“Quoting others’ work is crucial to your success as a writer. Students often have difficulty with this skill; growing proficient at quoting will mark you as a sophisticated writer. Not quoting, or quoting awkwardly, is like showing up to a formal wedding dressed in cut-off jeans. Similarly, filling a short paper with many, many quotes (particularly long quotes) will interrupt your reader’s concentration on your ideas.”
Including quotes in your writing is one of the leading indicators of an accomplished academic writer. There are rules, and they are easy to learn. Once you’ve got them down and you can sprinkle quotes throughout your writing to support your points you’ll be on your way to creating slam-dunk arguments with the ability to persuade any audience.
In any high school or college class where you’re reading texts and writing about them, your writing will be more effective if you know how to perform what teachers call a “close reading.” Similarly, if you’re writing a business report or proposal, you’ll be much more likely to reach your goals if the document reflects a close, careful reading of your primary sources.

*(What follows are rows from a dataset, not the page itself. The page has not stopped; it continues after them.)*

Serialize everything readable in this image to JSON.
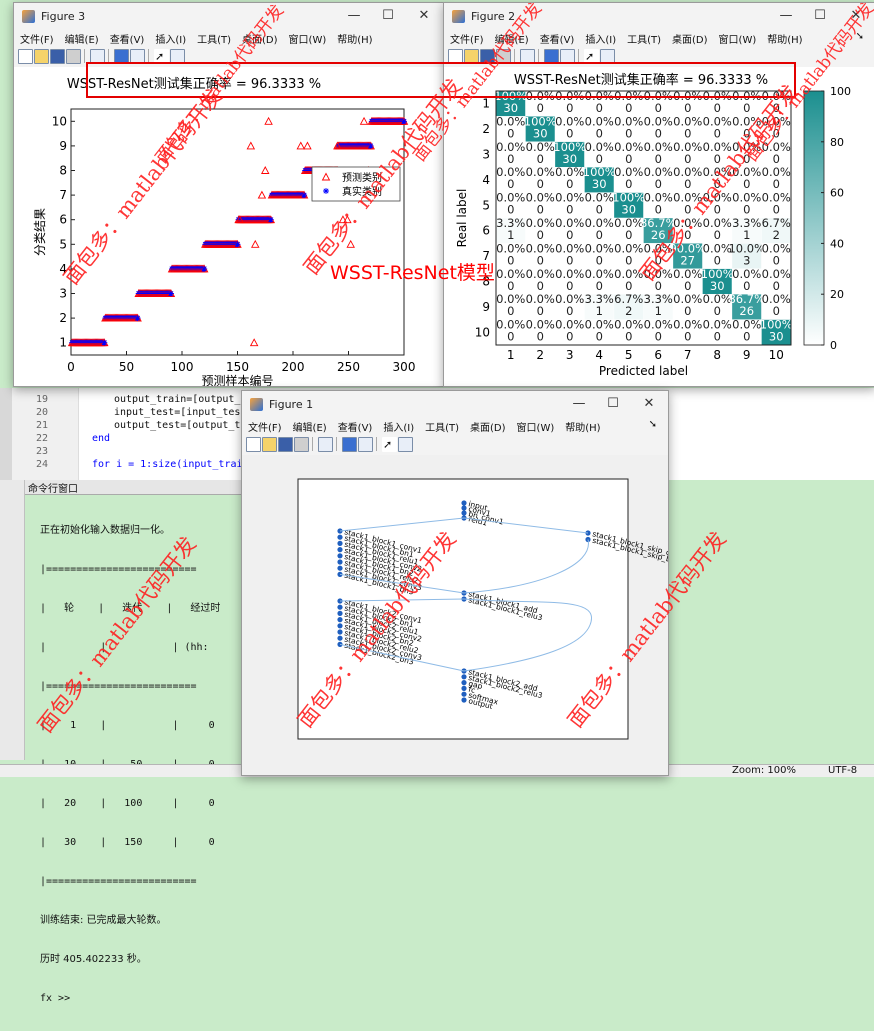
{
  "colors": {
    "desktop_green": "#c9ebc9",
    "annotation_red": "#e30000",
    "matrix_teal": "#1b8f8f",
    "watermark": "#ff2020"
  },
  "figure3": {
    "title": "Figure 3",
    "menu": [
      "文件(F)",
      "编辑(E)",
      "查看(V)",
      "插入(I)",
      "工具(T)",
      "桌面(D)",
      "窗口(W)",
      "帮助(H)"
    ],
    "icons": [
      "new-icon",
      "open-icon",
      "save-icon",
      "print-icon",
      "export-icon",
      "tile-icon",
      "insert-colorbar-icon",
      "pointer-icon",
      "data-cursor-icon"
    ]
  },
  "figure2": {
    "title": "Figure 2",
    "menu": [
      "文件(F)",
      "编辑(E)",
      "查看(V)",
      "插入(I)",
      "工具(T)",
      "桌面(D)",
      "窗口(W)",
      "帮助(H)"
    ]
  },
  "figure1": {
    "title": "Figure 1",
    "menu": [
      "文件(F)",
      "编辑(E)",
      "查看(V)",
      "插入(I)",
      "工具(T)",
      "桌面(D)",
      "窗口(W)",
      "帮助(H)"
    ],
    "nodes": {
      "input_group": [
        "input",
        "conv1",
        "bn_conv1",
        "relu1"
      ],
      "left_group_1": [
        "stack1_block1_conv1",
        "stack1_block1_bn1",
        "stack1_block1_relu1",
        "stack1_block1_conv2",
        "stack1_block1_bn2",
        "stack1_block1_relu2",
        "stack1_block1_conv3",
        "stack1_block1_bn3"
      ],
      "skip_group": [
        "stack1_block1_skip_c",
        "stack1_block1_skip_b"
      ],
      "add_group_1": [
        "stack1_block1_add",
        "stack1_block1_relu3"
      ],
      "left_group_2": [
        "stack1_block2_conv1",
        "stack1_block2_bn1",
        "stack1_block2_relu1",
        "stack1_block2_conv2",
        "stack1_block2_bn2",
        "stack1_block2_relu2",
        "stack1_block2_conv3",
        "stack1_block2_bn3"
      ],
      "output_group": [
        "stack1_block2_add",
        "stack1_block2_relu3",
        "gap",
        "fc",
        "softmax",
        "output"
      ]
    }
  },
  "editor": {
    "lines": [
      {
        "num": "19",
        "text": "output_train=[output_tr"
      },
      {
        "num": "20",
        "text": "input_test=[input_test;"
      },
      {
        "num": "21",
        "text": "output_test=[output_tes"
      },
      {
        "num": "22",
        "text": "end"
      },
      {
        "num": "23",
        "text": ""
      },
      {
        "num": "24",
        "text": "for i = 1:size(input_train,"
      }
    ]
  },
  "command_window": {
    "title": "命令行窗口",
    "init_line": "正在初始化输入数据归一化。",
    "table_border": "|=========================",
    "header_1": "|   轮    |   迭代    |   经过时",
    "header_2": "|         |           | (hh:",
    "rows": [
      "|    1    |           |     0",
      "|   10    |    50     |     0",
      "|   20    |   100     |     0",
      "|   30    |   150     |     0"
    ],
    "result_line": "训练结束: 已完成最大轮数。",
    "elapsed_line": "历时 405.402233 秒。",
    "prompt": "fx >>"
  },
  "statusbar": {
    "zoom": "Zoom: 100%",
    "encoding": "UTF-8"
  },
  "annotations": {
    "model_label": "WSST-ResNet模型"
  },
  "watermarks": [
    "面包多：matlab代码开发",
    "面包多：matlab代码开发",
    "面包多：matlab代码开发",
    "面包多：matlab代码开发",
    "面包多：matlab代码开发",
    "面包多：matlab代码开发",
    "面包多：matlab代码开发",
    "面包多：matlab代码开发",
    "面包多：matlab代码开发"
  ],
  "chart_data": [
    {
      "type": "scatter",
      "title": "WSST-ResNet测试集正确率 = 96.3333 %",
      "xlabel": "预测样本编号",
      "ylabel": "分类结果",
      "xlim": [
        0,
        300
      ],
      "ylim": [
        0.5,
        10.5
      ],
      "xticks": [
        0,
        50,
        100,
        150,
        200,
        250,
        300
      ],
      "yticks": [
        1,
        2,
        3,
        4,
        5,
        6,
        7,
        8,
        9,
        10
      ],
      "legend_position": "top-right",
      "series": [
        {
          "name": "预测类别",
          "marker": "triangle",
          "color": "#ff0000"
        },
        {
          "name": "真实类别",
          "marker": "star",
          "color": "#0000ff"
        }
      ],
      "true_class_segments": [
        {
          "class": 1,
          "x": [
            1,
            30
          ]
        },
        {
          "class": 2,
          "x": [
            31,
            60
          ]
        },
        {
          "class": 3,
          "x": [
            61,
            90
          ]
        },
        {
          "class": 4,
          "x": [
            91,
            120
          ]
        },
        {
          "class": 5,
          "x": [
            121,
            150
          ]
        },
        {
          "class": 6,
          "x": [
            151,
            180
          ]
        },
        {
          "class": 7,
          "x": [
            181,
            210
          ]
        },
        {
          "class": 8,
          "x": [
            211,
            240
          ]
        },
        {
          "class": 9,
          "x": [
            241,
            270
          ]
        },
        {
          "class": 10,
          "x": [
            271,
            300
          ]
        }
      ],
      "misclassified_points": [
        {
          "x": 165,
          "y": 1
        },
        {
          "x": 166,
          "y": 5
        },
        {
          "x": 172,
          "y": 7
        },
        {
          "x": 175,
          "y": 8
        },
        {
          "x": 178,
          "y": 10
        },
        {
          "x": 162,
          "y": 9
        },
        {
          "x": 152,
          "y": 6
        },
        {
          "x": 207,
          "y": 9
        },
        {
          "x": 213,
          "y": 9
        },
        {
          "x": 240,
          "y": 9
        },
        {
          "x": 245,
          "y": 6
        },
        {
          "x": 249,
          "y": 6
        },
        {
          "x": 252,
          "y": 5
        },
        {
          "x": 258,
          "y": 7
        },
        {
          "x": 264,
          "y": 10
        },
        {
          "x": 268,
          "y": 8
        }
      ]
    },
    {
      "type": "heatmap",
      "title": "WSST-ResNet测试集正确率 = 96.3333 %",
      "xlabel": "Predicted label",
      "ylabel": "Real label",
      "categories": [
        "1",
        "2",
        "3",
        "4",
        "5",
        "6",
        "7",
        "8",
        "9",
        "10"
      ],
      "colorbar_ticks": [
        0,
        20,
        40,
        60,
        80,
        100
      ],
      "counts": [
        [
          30,
          0,
          0,
          0,
          0,
          0,
          0,
          0,
          0,
          0
        ],
        [
          0,
          30,
          0,
          0,
          0,
          0,
          0,
          0,
          0,
          0
        ],
        [
          0,
          0,
          30,
          0,
          0,
          0,
          0,
          0,
          0,
          0
        ],
        [
          0,
          0,
          0,
          30,
          0,
          0,
          0,
          0,
          0,
          0
        ],
        [
          0,
          0,
          0,
          0,
          30,
          0,
          0,
          0,
          0,
          0
        ],
        [
          1,
          0,
          0,
          0,
          0,
          26,
          0,
          0,
          1,
          2
        ],
        [
          0,
          0,
          0,
          0,
          0,
          0,
          27,
          0,
          3,
          0
        ],
        [
          0,
          0,
          0,
          0,
          0,
          0,
          0,
          30,
          0,
          0
        ],
        [
          0,
          0,
          0,
          1,
          2,
          1,
          0,
          0,
          26,
          0
        ],
        [
          0,
          0,
          0,
          0,
          0,
          0,
          0,
          0,
          0,
          30
        ]
      ],
      "percents": [
        [
          "100",
          "0.0",
          "0.0",
          "0.0",
          "0.0",
          "0.0",
          "0.0",
          "0.0",
          "0.0",
          "0.0"
        ],
        [
          "0.0",
          "100",
          "0.0",
          "0.0",
          "0.0",
          "0.0",
          "0.0",
          "0.0",
          "0.0",
          "0.0"
        ],
        [
          "0.0",
          "0.0",
          "100",
          "0.0",
          "0.0",
          "0.0",
          "0.0",
          "0.0",
          "0.0",
          "0.0"
        ],
        [
          "0.0",
          "0.0",
          "0.0",
          "100",
          "0.0",
          "0.0",
          "0.0",
          "0.0",
          "0.0",
          "0.0"
        ],
        [
          "0.0",
          "0.0",
          "0.0",
          "0.0",
          "100",
          "0.0",
          "0.0",
          "0.0",
          "0.0",
          "0.0"
        ],
        [
          "3.3",
          "0.0",
          "0.0",
          "0.0",
          "0.0",
          "86.7",
          "0.0",
          "0.0",
          "3.3",
          "6.7"
        ],
        [
          "0.0",
          "0.0",
          "0.0",
          "0.0",
          "0.0",
          "0.0",
          "90.0",
          "0.0",
          "10.0",
          "0.0"
        ],
        [
          "0.0",
          "0.0",
          "0.0",
          "0.0",
          "0.0",
          "0.0",
          "0.0",
          "100",
          "0.0",
          "0.0"
        ],
        [
          "0.0",
          "0.0",
          "0.0",
          "3.3",
          "6.7",
          "3.3",
          "0.0",
          "0.0",
          "86.7",
          "0.0"
        ],
        [
          "0.0",
          "0.0",
          "0.0",
          "0.0",
          "0.0",
          "0.0",
          "0.0",
          "0.0",
          "0.0",
          "100"
        ]
      ]
    }
  ]
}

“Many beginning writers, especially when trying to write argumentatively, will include only evidence that supports their thesis. This is a beginner’s mistake. Any intelligent reader will think up competing (contradictory) evidence on their own. And even if they don’t, they will have to assume that if you ignore all opposing evidence you have either, a) not done a proper research job or are, b) willfully hiding unflattering facts.”